(A scaled co usually identifies a dependency and goes back and forth over roadmapping and priorities)
The technology isn’t mature yet? Build it, or build something that emulates its output.
(A scaled co usually creates an R&D team with a side-product value stream or simply disinvests)
The market for it doesn’t seem to exist to most observers? Go out and find a niche that was looking for just such a thing, find someone to fund the vision, and build out from there.
(Again, easier to disinvest or create friction around incorporating into the main product, to risk compromising its core biz - classic Innovator’s Dilemma)
The ability to overcome constraints by just building “harder” is what tech companies are designed to do. So much so, that the mindset, when taken to an extreme, often produces one of two categories of outcomes: a category defining product like the iPhone or Airbnb, or a major catastrophic failure that tarnishes the soil it once stepped on: Theranos.
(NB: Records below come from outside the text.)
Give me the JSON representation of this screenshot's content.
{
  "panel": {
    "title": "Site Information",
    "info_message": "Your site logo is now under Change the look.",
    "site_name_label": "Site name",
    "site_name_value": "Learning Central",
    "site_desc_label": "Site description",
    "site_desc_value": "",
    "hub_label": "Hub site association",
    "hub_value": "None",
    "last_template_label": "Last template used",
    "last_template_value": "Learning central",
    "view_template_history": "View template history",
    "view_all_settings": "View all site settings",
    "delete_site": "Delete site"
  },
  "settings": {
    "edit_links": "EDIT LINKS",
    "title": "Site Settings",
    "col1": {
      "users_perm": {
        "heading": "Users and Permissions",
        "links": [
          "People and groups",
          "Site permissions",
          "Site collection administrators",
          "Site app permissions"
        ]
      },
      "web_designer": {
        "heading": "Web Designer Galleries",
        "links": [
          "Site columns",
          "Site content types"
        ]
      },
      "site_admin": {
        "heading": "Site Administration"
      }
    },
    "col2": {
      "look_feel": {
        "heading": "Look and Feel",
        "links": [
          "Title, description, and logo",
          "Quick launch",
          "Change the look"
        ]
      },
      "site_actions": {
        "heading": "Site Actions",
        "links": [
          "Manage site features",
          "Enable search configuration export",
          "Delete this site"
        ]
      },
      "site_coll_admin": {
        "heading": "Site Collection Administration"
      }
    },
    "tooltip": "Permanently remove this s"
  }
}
It is much harder to justify that type of investment in purely building (and the unrestrained decision-making process that underlies it) when you’re in a network of teams seeking to problem solve in a coordinated manner towards a set of larger goals. So forget the mini-CEO thing.
Generally, if you’re too far off the swimming current, a (generally) benevolent middle manager or executive will pull you back to a larger value stream to pool resources - i.e. let’s pull investment on that crazy outlandish idea and focus on a bigger problem, intending to make it more likely that value will actually be extracted. Generally, the PM will then be tasked with ensuring that value is indeed, captured.
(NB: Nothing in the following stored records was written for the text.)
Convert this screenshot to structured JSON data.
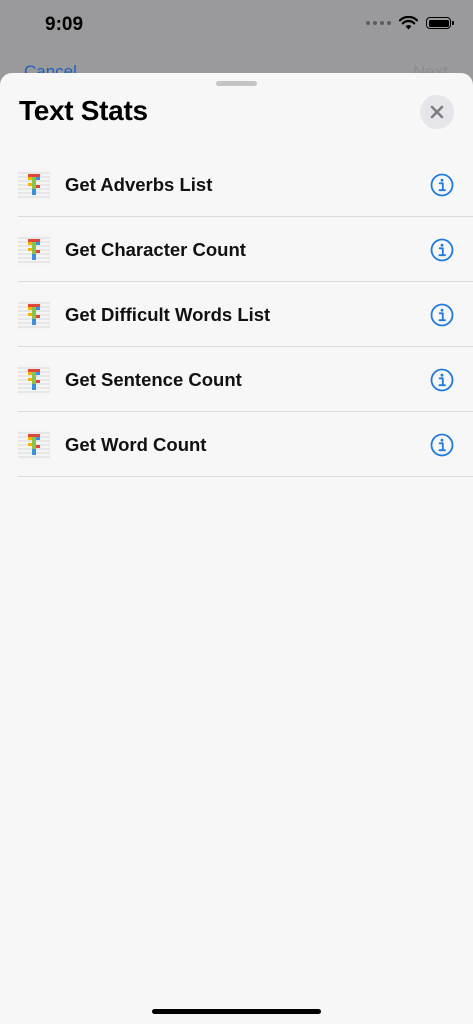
{
  "status_bar": {
    "time": "9:09"
  },
  "background_nav": {
    "cancel_label": "Cancel",
    "next_label": "Next"
  },
  "sheet": {
    "title": "Text Stats",
    "items": [
      {
        "label": "Get Adverbs List"
      },
      {
        "label": "Get Character Count"
      },
      {
        "label": "Get Difficult Words List"
      },
      {
        "label": "Get Sentence Count"
      },
      {
        "label": "Get Word Count"
      }
    ]
  },
  "colors": {
    "accent": "#1f7ae0",
    "sheet_bg": "#f7f7f7",
    "dimmed_bg": "#9a9a9c"
  },
  "icons": {
    "close": "close-icon",
    "info": "info-icon",
    "action": "text-stats-app-icon"
  }
}
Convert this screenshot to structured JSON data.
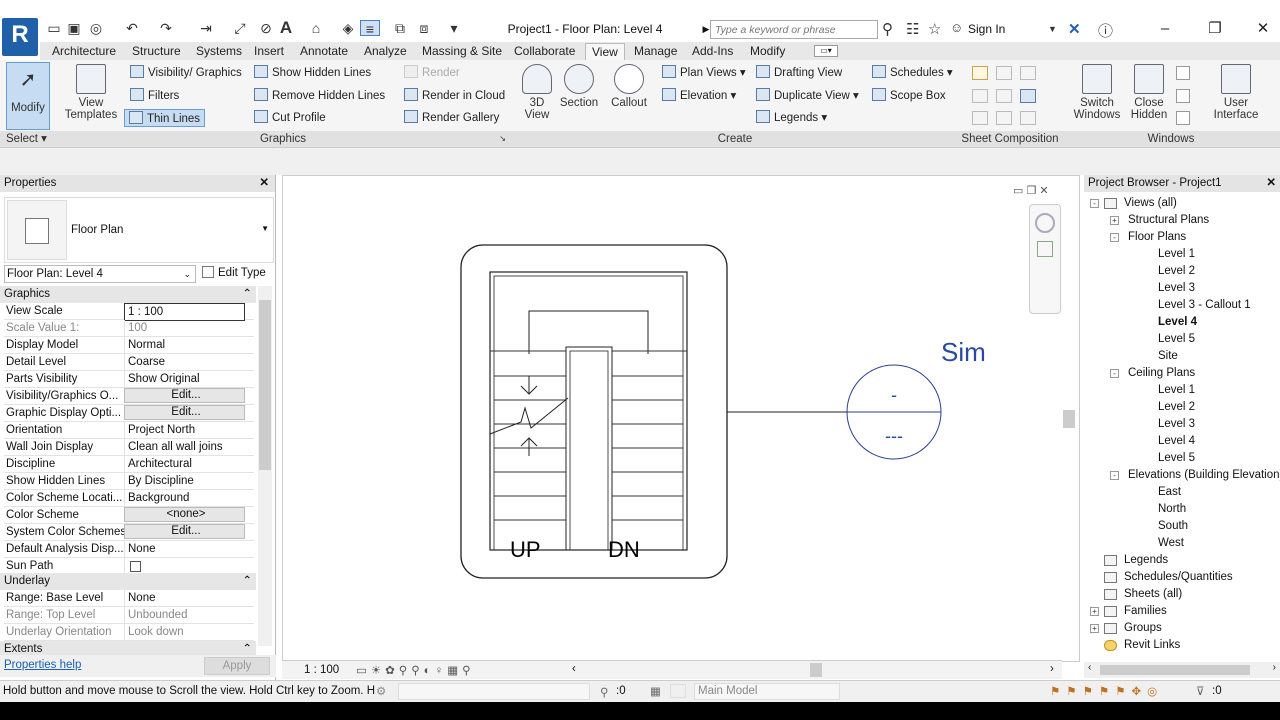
{
  "app": {
    "logo": "R",
    "doc_title": "Project1 - Floor Plan: Level 4",
    "search_placeholder": "Type a keyword or phrase",
    "sign_in": "Sign In"
  },
  "tabs": [
    "Architecture",
    "Structure",
    "Systems",
    "Insert",
    "Annotate",
    "Analyze",
    "Massing & Site",
    "Collaborate",
    "View",
    "Manage",
    "Add-Ins",
    "Modify"
  ],
  "active_tab": "View",
  "ribbon": {
    "modify": "Modify",
    "select": "Select",
    "view_templates": [
      "View",
      "Templates"
    ],
    "visibility_graphics": "Visibility/ Graphics",
    "filters": "Filters",
    "thin_lines": "Thin Lines",
    "show_hidden": "Show  Hidden Lines",
    "remove_hidden": "Remove  Hidden Lines",
    "cut_profile": "Cut  Profile",
    "render": "Render",
    "render_cloud": "Render  in Cloud",
    "render_gallery": "Render  Gallery",
    "view3d": [
      "3D",
      "View"
    ],
    "section": "Section",
    "callout": "Callout",
    "plan_views": "Plan  Views",
    "elevation": "Elevation",
    "drafting_view": "Drafting  View",
    "duplicate_view": "Duplicate  View",
    "legends": "Legends",
    "schedules": "Schedules",
    "scope_box": "Scope  Box",
    "switch_windows": [
      "Switch",
      "Windows"
    ],
    "close_hidden": [
      "Close",
      "Hidden"
    ],
    "user_interface": [
      "User",
      "Interface"
    ],
    "panels": {
      "graphics": "Graphics",
      "create": "Create",
      "sheet_composition": "Sheet Composition",
      "windows": "Windows"
    }
  },
  "properties": {
    "title": "Properties",
    "type": "Floor Plan",
    "instance": "Floor Plan: Level 4",
    "edit_type": "Edit Type",
    "section_graphics": "Graphics",
    "rows": [
      {
        "k": "View Scale",
        "v": "1 : 100"
      },
      {
        "k": "Scale Value    1:",
        "v": "100"
      },
      {
        "k": "Display Model",
        "v": "Normal"
      },
      {
        "k": "Detail Level",
        "v": "Coarse"
      },
      {
        "k": "Parts Visibility",
        "v": "Show Original"
      },
      {
        "k": "Visibility/Graphics O...",
        "v": "Edit..."
      },
      {
        "k": "Graphic Display Opti...",
        "v": "Edit..."
      },
      {
        "k": "Orientation",
        "v": "Project North"
      },
      {
        "k": "Wall Join Display",
        "v": "Clean all wall joins"
      },
      {
        "k": "Discipline",
        "v": "Architectural"
      },
      {
        "k": "Show Hidden Lines",
        "v": "By Discipline"
      },
      {
        "k": "Color Scheme Locati...",
        "v": "Background"
      },
      {
        "k": "Color Scheme",
        "v": "<none>"
      },
      {
        "k": "System Color Schemes",
        "v": "Edit..."
      },
      {
        "k": "Default Analysis Disp...",
        "v": "None"
      },
      {
        "k": "Sun Path",
        "v": ""
      }
    ],
    "section_underlay": "Underlay",
    "underlay_rows": [
      {
        "k": "Range: Base Level",
        "v": "None"
      },
      {
        "k": "Range: Top Level",
        "v": "Unbounded"
      },
      {
        "k": "Underlay Orientation",
        "v": "Look down"
      }
    ],
    "section_extents": "Extents",
    "help": "Properties help",
    "apply": "Apply"
  },
  "canvas": {
    "up": "UP",
    "dn": "DN",
    "sim": "Sim",
    "tag_top": "-",
    "tag_bottom": "---",
    "scale": "1 : 100"
  },
  "browser": {
    "title": "Project Browser - Project1",
    "items": [
      "Views (all)",
      "Structural Plans",
      "Floor Plans",
      "Level 1",
      "Level 2",
      "Level 3",
      "Level 3 - Callout 1",
      "Level 4",
      "Level 5",
      "Site",
      "Ceiling Plans",
      "Level 1",
      "Level 2",
      "Level 3",
      "Level 4",
      "Level 5",
      "Elevations (Building Elevation)",
      "East",
      "North",
      "South",
      "West",
      "Legends",
      "Schedules/Quantities",
      "Sheets (all)",
      "Families",
      "Groups",
      "Revit Links"
    ]
  },
  "status": {
    "message": "Hold button and move mouse to Scroll the view. Hold Ctrl key to Zoom. H",
    "count": ":0",
    "model": "Main Model",
    "filter_count": ":0"
  }
}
So what if all the product people disappeared? What if everyone else had to absorb the role of product in their orgs overnight?
Some companies will definitely become less successful, as well as likely to succeed into the future, because the individuals in the PM roles were naturally those that have been selected for demonstrating the traits above, they do amazing incremental product work that the team wouldn’t do themselves if they weren’t there, and they rally those around them to accomplish it.
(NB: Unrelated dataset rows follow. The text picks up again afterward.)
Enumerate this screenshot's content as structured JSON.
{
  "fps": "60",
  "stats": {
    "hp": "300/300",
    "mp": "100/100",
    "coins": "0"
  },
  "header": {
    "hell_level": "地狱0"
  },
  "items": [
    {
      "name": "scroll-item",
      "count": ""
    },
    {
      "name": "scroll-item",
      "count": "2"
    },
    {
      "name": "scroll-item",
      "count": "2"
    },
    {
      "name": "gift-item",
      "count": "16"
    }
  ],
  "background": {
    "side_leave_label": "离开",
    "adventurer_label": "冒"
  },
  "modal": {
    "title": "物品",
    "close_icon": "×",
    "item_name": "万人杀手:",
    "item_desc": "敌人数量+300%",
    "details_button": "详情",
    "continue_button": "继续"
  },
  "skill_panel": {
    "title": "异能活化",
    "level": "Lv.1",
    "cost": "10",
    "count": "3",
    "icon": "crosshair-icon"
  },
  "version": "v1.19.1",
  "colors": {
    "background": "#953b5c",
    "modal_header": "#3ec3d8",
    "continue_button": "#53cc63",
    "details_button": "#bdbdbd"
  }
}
Other companies (or teams) will actually work much better without someone being a PM per se.
They will be forced to succeed by sharing and engaging in product thinking. Responsibility silos turn into shared accountability, lack of optionality means you can’t resort to you-do-you-i-do-me adn turns the team itself into the atomic unit at which product thinking occurs. While the rate of failure may go up for these teams temporarily, average product skills per individual go up, and these teams are much more likely to thrive longer term.
Product management is always a remedy to a certain level of organizational disfunction. A remedy most effectively applied where there is asymmetry in the distribution of that essential builder’s mindset that wants to solve problems for others, that craves to create something others want, a disfunction that is evolution dictates is rapidly killed in the tight sealed environment of a missionary startup (by either killing the virus or the host), but which may be an inevitability after a certain level of scale.
At scale, the number of links between any product change and its environment that need to be transversed before any release even reaches a customer is exponentially larger. Scale breeds complex systems, and complex systems are fertile grounds for n-th order consequences. Really strong product people become the stewards of problem analysis, system design and solution synthesis, as well as coordination and storytelling necessary at orgs past a certain Dunbar number equivalent.
The thought experiment then, extremely unlikely as it may be, so, is one of humility, of a need to return to the essentials of the function, of cooperative altruism, and of an evolutionary mindset. Those essential product traits must be cultivated both at the individual level, as well as at the team level.
We’d all be better off if we knew that if every Product Manager disappeared, what teams would miss, at the end of the day, would be the help of someone who embodies that customer-focused builder mentality on a day-to-day basis, and who helps everyone else embody them too.